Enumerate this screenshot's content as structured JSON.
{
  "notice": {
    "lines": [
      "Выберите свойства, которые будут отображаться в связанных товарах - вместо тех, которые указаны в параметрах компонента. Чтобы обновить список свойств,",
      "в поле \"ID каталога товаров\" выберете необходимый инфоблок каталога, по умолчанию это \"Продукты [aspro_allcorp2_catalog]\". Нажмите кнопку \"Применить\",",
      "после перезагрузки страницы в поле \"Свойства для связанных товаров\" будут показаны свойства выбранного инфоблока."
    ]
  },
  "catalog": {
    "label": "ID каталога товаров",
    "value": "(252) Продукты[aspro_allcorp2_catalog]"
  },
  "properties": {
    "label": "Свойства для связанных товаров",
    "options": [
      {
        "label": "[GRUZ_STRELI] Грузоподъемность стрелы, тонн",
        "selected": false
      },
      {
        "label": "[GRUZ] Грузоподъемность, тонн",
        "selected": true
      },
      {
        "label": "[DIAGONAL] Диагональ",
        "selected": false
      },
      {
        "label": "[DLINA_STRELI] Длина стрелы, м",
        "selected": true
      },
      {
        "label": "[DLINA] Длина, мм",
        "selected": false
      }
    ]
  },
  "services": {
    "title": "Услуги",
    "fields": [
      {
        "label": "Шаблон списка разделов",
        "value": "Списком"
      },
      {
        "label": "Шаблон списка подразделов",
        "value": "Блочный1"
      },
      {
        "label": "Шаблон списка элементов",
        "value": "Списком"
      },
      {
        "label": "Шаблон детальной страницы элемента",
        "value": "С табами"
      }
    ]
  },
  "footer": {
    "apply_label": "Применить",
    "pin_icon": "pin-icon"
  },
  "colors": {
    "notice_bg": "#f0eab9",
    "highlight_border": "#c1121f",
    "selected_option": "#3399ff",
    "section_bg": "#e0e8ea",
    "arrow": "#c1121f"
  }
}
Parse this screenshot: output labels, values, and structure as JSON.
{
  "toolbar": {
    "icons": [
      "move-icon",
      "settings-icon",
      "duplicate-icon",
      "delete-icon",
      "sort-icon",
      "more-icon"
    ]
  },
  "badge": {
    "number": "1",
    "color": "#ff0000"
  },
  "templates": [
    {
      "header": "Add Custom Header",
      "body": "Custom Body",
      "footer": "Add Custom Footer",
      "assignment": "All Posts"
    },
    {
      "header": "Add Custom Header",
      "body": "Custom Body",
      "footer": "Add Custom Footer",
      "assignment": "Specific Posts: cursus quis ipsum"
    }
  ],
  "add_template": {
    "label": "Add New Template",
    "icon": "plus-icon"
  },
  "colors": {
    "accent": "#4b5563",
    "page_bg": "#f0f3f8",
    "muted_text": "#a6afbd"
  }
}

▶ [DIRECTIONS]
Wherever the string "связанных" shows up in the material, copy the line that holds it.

▶ [EXERCISE SOLUTION]
      "Выберите свойства, которые будут отображаться в связанных товарах - вместо тех, которые указаны в параметрах компонента. Чтобы обновить список свойств,",
      "после перезагрузки страницы в поле \"Свойства для связанных товаров\" будут показаны свойства выбранного инфоблока."
    "label": "Свойства для связанных товаров",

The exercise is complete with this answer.